- South (Southwest and Southeast districts, and Marion, Clay, Richland, and Lawrence counties from the East Southeast district)
We hope these reports will provide additional benefits for staying current as the season progresses.
Field work proceeded at a hectic pace last week. In the Decatur area some farmers were nearly finished with corn planting by the end of the week.
Since planting started, growing degree day accumulation has not been enough for emergence. Farmers finished with the better drained fields are going back to plant wet areas.
Wheat fields are at Feeke's stage 6, with few apparent problems so far.
Alfalfa fields have started growing again; dead areas from ponds, ice, and heaving are present in some of the more poorly drained fields.
The limited field activity in the region since last week's report has focused on application of anhydrous ammonia and preemergence herbicide. Very limited corn planting was done, and some oats were seeded late last week. Widespread precipitation on April 28 in the form of rainfall and snow flurries, coupled with limited drying conditions, has halted fieldwork for a few days. Extension educators monitoring black cutworm traps continued to catch moths during the past week, but no intense captures were reported.
Jim Morrison, crop systems Extension educator, reports some alfalfa winterkill across northern Illinois, typically in a spotty pattern within a field but commonly in low, wet areas.
The weather and wet fields continue to be the focus in southern Illinois. Conditions have improved slightly, and some fieldwork is progressing. Ammonia applications, some tillage, and limited corn planting have occurred. Farmers are anxious about the fieldwork delays.
Wheat is growth stage 8, probably a week later than average. Most wheat is also shorter than normally expected. Fields show excess water stress.
Alfalfa weevil feeding is easily noticed. Cool-season grass pastures are good to excellent.
Planting finally picked up steam in the west-central region, with varied levels of progress throughout the area and plenty of tillage work. Rainfall encountered earlier in the week will likely hold some producers back until Wednesday or Thursday, while others were able to hit fields on Tuesday. Some corn has emerged, and those early fields managed to skirt any frost injury. However, the cold weather did knock back soil temperatures.
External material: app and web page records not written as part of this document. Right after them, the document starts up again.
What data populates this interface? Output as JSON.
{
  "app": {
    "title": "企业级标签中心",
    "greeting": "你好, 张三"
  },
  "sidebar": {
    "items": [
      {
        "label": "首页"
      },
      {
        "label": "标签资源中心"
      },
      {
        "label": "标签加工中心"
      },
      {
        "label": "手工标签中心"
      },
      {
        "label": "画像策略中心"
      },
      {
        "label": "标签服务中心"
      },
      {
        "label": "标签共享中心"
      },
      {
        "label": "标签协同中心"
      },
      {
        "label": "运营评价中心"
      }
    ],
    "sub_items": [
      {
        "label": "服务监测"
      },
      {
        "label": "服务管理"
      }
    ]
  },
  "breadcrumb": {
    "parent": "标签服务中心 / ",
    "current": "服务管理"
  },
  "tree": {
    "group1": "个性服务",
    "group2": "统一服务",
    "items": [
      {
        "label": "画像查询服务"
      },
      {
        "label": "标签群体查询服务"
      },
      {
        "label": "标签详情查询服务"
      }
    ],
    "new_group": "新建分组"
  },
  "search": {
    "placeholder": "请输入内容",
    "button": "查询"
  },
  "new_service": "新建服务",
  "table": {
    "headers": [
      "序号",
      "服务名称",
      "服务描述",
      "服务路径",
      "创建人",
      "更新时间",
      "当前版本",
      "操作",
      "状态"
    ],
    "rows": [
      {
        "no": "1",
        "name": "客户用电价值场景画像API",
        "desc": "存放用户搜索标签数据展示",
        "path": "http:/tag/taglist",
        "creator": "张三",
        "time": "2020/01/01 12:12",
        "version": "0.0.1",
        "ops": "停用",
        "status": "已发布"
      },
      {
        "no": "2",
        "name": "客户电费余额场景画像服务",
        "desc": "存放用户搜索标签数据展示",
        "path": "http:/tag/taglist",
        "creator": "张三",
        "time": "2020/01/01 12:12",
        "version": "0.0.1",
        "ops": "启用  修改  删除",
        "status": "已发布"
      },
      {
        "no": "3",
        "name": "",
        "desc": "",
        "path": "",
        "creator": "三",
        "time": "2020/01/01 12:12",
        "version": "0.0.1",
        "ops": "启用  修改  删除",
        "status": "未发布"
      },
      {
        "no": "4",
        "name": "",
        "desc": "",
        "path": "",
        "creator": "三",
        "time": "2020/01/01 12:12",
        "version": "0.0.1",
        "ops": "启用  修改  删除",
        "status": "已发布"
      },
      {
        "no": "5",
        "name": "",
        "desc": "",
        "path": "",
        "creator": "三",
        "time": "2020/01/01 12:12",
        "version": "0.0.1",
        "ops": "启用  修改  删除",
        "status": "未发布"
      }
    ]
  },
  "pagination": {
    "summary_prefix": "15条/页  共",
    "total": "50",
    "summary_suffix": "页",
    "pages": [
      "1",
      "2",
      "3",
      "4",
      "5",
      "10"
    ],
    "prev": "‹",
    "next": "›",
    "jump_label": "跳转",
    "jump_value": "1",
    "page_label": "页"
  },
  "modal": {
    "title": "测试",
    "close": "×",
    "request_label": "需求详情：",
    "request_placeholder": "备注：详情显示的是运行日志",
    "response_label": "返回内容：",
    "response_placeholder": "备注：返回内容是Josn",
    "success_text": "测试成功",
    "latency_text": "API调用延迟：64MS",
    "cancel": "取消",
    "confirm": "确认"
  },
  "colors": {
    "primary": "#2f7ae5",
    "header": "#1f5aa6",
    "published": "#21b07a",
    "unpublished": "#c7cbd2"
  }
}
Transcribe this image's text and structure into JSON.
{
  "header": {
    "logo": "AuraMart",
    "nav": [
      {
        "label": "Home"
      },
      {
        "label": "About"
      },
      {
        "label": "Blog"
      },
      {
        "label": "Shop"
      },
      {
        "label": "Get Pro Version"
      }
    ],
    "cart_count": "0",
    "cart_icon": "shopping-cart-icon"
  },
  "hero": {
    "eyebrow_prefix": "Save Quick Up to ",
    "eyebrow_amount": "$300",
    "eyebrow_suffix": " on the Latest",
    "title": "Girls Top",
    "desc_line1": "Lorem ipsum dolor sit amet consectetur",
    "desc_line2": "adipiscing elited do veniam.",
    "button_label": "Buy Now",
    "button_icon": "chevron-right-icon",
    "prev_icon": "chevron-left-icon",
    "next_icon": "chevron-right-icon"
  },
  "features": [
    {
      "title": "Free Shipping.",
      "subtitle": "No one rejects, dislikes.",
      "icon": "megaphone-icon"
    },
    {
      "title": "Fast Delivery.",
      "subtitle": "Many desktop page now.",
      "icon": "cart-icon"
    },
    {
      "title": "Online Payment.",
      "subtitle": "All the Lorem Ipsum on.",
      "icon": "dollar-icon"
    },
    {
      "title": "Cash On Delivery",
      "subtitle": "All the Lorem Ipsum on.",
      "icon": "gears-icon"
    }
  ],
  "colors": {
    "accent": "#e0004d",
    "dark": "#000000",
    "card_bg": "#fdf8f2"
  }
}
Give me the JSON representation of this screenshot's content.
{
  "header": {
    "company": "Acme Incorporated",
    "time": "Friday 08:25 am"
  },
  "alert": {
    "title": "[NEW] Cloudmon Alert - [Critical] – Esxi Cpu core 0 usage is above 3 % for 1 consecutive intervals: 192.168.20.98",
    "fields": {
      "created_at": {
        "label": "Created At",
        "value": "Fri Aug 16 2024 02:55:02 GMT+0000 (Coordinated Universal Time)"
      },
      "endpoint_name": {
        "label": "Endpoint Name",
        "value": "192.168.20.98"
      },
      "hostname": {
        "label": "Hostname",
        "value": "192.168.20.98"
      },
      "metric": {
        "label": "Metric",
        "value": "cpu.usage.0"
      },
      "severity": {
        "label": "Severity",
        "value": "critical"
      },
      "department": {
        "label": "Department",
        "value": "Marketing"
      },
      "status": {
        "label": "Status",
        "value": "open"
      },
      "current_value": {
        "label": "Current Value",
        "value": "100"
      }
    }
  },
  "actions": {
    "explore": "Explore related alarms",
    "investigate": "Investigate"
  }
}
Wheat in the west-central region seems to average about Feekes 6, with the first node of the plant just evident above the soil surface. That crop also skirted any injury from cold weather, looks relatively good except for some evidence of viral disease, and has become a little woolly here and there with winter annuals poking through. While some wheat did suffer a little winter injury, most damage has been restricted to small areas of the field.
It seems to be a good year for winter annuals, with plenty of henbit purpling no-till fields in the area and lots of chickweed. This is a poor combination with the recent news of some intense black cutworm captures in our region (specifically noted by Mike Roegge in Adams-Brown Extension) and with some exceptional adult flights in Missouri.
Alfalfa continues to progress well, with some fields nearing a foot in height and little evidence of cold injury.